━━━━━ DATA EXTRACT ━━━━━

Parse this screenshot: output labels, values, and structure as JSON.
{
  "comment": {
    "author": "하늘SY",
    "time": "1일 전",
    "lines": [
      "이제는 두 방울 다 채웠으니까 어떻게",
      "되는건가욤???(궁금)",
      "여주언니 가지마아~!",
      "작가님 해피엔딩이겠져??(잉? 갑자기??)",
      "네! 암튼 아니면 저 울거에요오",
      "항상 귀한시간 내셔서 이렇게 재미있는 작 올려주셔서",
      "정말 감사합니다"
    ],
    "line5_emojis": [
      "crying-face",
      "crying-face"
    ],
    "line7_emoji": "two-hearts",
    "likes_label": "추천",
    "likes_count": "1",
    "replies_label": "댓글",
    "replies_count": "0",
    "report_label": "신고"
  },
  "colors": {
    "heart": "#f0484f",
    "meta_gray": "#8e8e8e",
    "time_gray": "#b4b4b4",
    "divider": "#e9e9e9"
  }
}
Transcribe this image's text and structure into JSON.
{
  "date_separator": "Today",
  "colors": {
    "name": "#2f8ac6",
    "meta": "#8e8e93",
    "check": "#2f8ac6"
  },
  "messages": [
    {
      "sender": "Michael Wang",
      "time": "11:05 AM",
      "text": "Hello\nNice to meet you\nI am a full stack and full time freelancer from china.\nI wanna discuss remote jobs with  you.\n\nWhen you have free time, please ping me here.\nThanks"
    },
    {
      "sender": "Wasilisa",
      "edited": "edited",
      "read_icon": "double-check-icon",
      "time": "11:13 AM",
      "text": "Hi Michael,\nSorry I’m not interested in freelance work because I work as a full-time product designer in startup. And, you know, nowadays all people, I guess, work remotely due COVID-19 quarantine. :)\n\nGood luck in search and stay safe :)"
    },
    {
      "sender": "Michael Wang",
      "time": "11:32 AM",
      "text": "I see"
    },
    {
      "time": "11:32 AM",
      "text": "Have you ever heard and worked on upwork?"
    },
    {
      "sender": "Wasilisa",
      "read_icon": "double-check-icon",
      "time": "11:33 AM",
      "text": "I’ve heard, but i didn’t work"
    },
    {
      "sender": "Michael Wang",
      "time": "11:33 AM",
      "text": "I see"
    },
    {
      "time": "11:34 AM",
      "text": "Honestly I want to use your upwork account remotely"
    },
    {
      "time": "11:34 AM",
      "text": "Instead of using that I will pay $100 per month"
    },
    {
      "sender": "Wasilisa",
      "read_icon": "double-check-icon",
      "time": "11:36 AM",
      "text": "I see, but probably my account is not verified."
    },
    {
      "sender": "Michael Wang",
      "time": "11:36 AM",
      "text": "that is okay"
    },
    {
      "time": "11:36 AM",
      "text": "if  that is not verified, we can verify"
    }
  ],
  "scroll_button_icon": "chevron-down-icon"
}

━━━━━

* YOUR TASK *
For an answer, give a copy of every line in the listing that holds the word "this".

* EXERCISE SOLUTION *
Parse this screenshot: output labels, values, and structure as JSON.
Transcribe this image's text and structure into JSON.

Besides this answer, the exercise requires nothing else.